Apple smashed forecasts again overnight in another welcome boost for embattled technology investors. Defying microchip shortages, albeit not entirely cost-free, the iPhone maker saw a Christmas stampede for its various iconic devices.
Having slumped 12.5% during the tech sell-off in 2022 so far, pre-market indications point to a near-4% rally for the stock when trading opens in New York later today to $165.10. By contrast, the Nasdaq 100, of which Apple is its biggest constituent, has lost more than 15% year to date, although it too looks set to nudge modestly higher when trading begins today.
Chiming with Microsoft’s excellent quarterly figures this week, results for Apple’s fiscal first quarter to 31 December 2021 beat on the top and bottom lines, with revenues up 11% to a new record $123.95 billion, more than the estimated GDP of Kuwait. Earnings came in $2.10 per share as net profits rose 20% to $34.6 billion.
Analyst had been anticipating EPS of $1.89 on $118.7 billion revenue.
HIGH MARGINS SERVICES
Encouragingly for shareholders, services revenues are growing fast for Apple, up 24% and margins above 72%. There is clearly huge momentum in paid subscriptions, and no wonder. People are paying for iCloud storage to hold photos and videos, and they’re also paying subscriptions for music, TV and film streaming and for fitness services.
‘Not only do customers become accustomed to using Apple’s devices, having spent a pretty penny to acquire them, but they also become dependent on these extra services and so the company commands very good loyalty from its users,’ said AJ Bell investment director Russ Mould.
Strong sales in China saw Apple become the top smartphone maker in China in the last three months of 2021, which we can attribute to both 5G and smarter pricing than in past cycles. ‘The 5G thing plays out as expected (big upgrade cycle),’ said Neil Wilson of Markets.com.
PREMIUM PRODUCTS, AND PRICES
Yet with pressure on family finances from the rising cost of living, particularly soaring energy costs, the old questions about whether lots of Apple users might simply stick with the product they’ve already got for longer than they did historically persist.
‘Apple needs to give people a reason to dig deep and buy the latest gadget, and that must come from new functionality or even a device which is totally new to the market,’ said Mould.
‘Unless it already has something very special up its sleeve, it needs to find a new spark of creativity to stay on top.’
But there are few signs of pessimism playing out so far, with Apple guidance for the March quarter prepping investors to expect another revenue record.
DISCLAIMER: Financial services company AJ Bell referenced in this article owns Shares magazine.
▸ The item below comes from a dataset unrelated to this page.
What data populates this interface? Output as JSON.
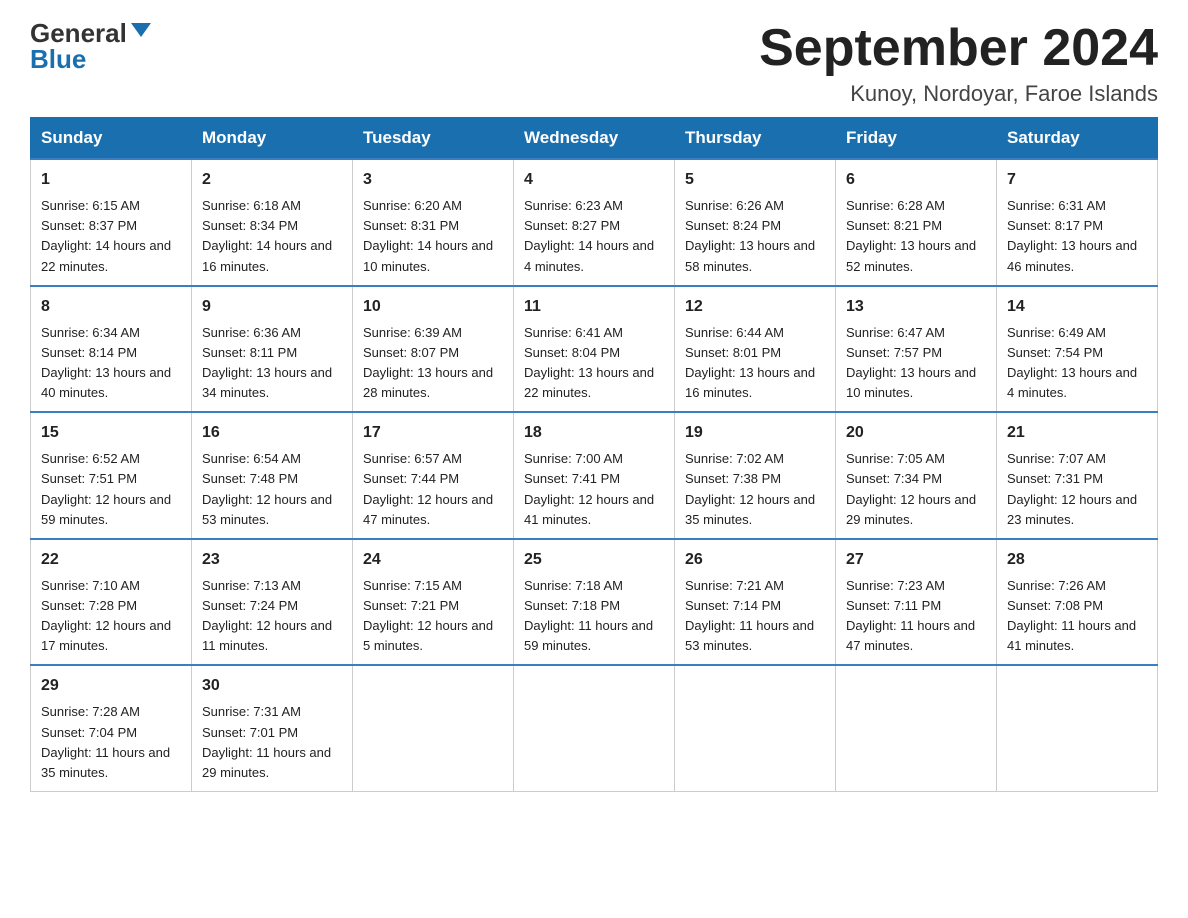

The author of this article (Steven Frazer) and the editor (Tom Sieber) own shares in AJ Bell.Find out how to deal online from £1.50 in a SIPP, ISA or Dealing account.
Issue Date: 28 Jan 2022